● **Exercise requirements**:
Repeat the following data exactly, omitting pictures.

[[ Recorded data, beginning ]]

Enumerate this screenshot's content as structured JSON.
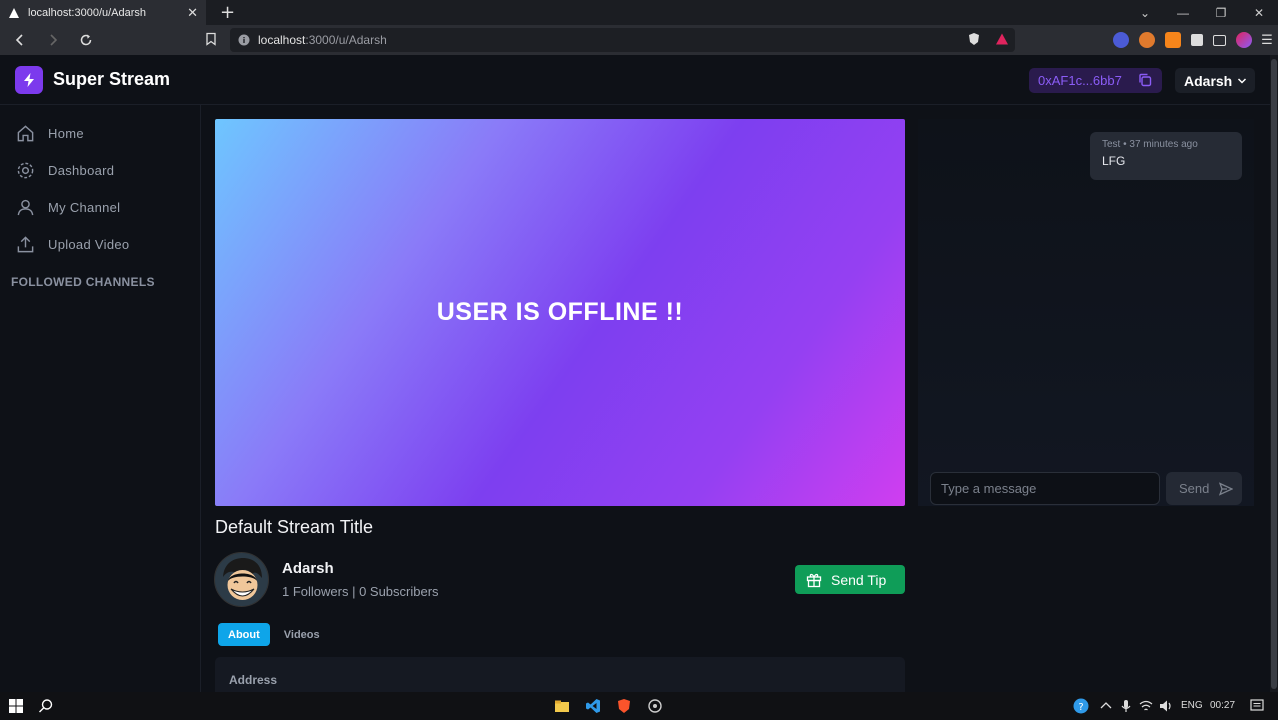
{
  "browser": {
    "tab_title": "localhost:3000/u/Adarsh",
    "url_host": "localhost",
    "url_rest": ":3000/u/Adarsh"
  },
  "header": {
    "brand": "Super Stream",
    "wallet": "0xAF1c...6bb7",
    "user": "Adarsh"
  },
  "sidebar": {
    "items": [
      {
        "label": "Home",
        "icon": "home-icon"
      },
      {
        "label": "Dashboard",
        "icon": "gear-icon"
      },
      {
        "label": "My Channel",
        "icon": "user-icon"
      },
      {
        "label": "Upload Video",
        "icon": "upload-icon"
      }
    ],
    "section_heading": "FOLLOWED CHANNELS"
  },
  "player": {
    "status": "USER IS OFFLINE !!"
  },
  "stream": {
    "title": "Default Stream Title",
    "channel_name": "Adarsh",
    "stats": "1 Followers | 0 Subscribers",
    "tip_label": "Send Tip"
  },
  "tabs": [
    {
      "label": "About",
      "active": true
    },
    {
      "label": "Videos",
      "active": false
    }
  ],
  "about": {
    "label": "Address"
  },
  "chat": {
    "messages": [
      {
        "author": "Test",
        "time": "37 minutes ago",
        "text": "LFG"
      }
    ],
    "placeholder": "Type a message",
    "send_label": "Send"
  },
  "taskbar": {
    "lang": "ENG",
    "time": "00:27"
  },
  "colors": {
    "accent": "#7c3aed",
    "tip_green": "#0f9d58",
    "tab_active": "#0ea5e9"
  }
}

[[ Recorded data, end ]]

● **Solution to the exercise**:
Enumerate this screenshot's content as structured JSON.
{
  "browser": {
    "tab_title": "localhost:3000/u/Adarsh",
    "url_host": "localhost",
    "url_rest": ":3000/u/Adarsh"
  },
  "header": {
    "brand": "Super Stream",
    "wallet": "0xAF1c...6bb7",
    "user": "Adarsh"
  },
  "sidebar": {
    "items": [
      {
        "label": "Home",
        "icon": "home-icon"
      },
      {
        "label": "Dashboard",
        "icon": "gear-icon"
      },
      {
        "label": "My Channel",
        "icon": "user-icon"
      },
      {
        "label": "Upload Video",
        "icon": "upload-icon"
      }
    ],
    "section_heading": "FOLLOWED CHANNELS"
  },
  "player": {
    "status": "USER IS OFFLINE !!"
  },
  "stream": {
    "title": "Default Stream Title",
    "channel_name": "Adarsh",
    "stats": "1 Followers | 0 Subscribers",
    "tip_label": "Send Tip"
  },
  "tabs": [
    {
      "label": "About",
      "active": true
    },
    {
      "label": "Videos",
      "active": false
    }
  ],
  "about": {
    "label": "Address"
  },
  "chat": {
    "messages": [
      {
        "author": "Test",
        "time": "37 minutes ago",
        "text": "LFG"
      }
    ],
    "placeholder": "Type a message",
    "send_label": "Send"
  },
  "taskbar": {
    "lang": "ENG",
    "time": "00:27"
  },
  "colors": {
    "accent": "#7c3aed",
    "tip_green": "#0f9d58",
    "tab_active": "#0ea5e9"
  }
}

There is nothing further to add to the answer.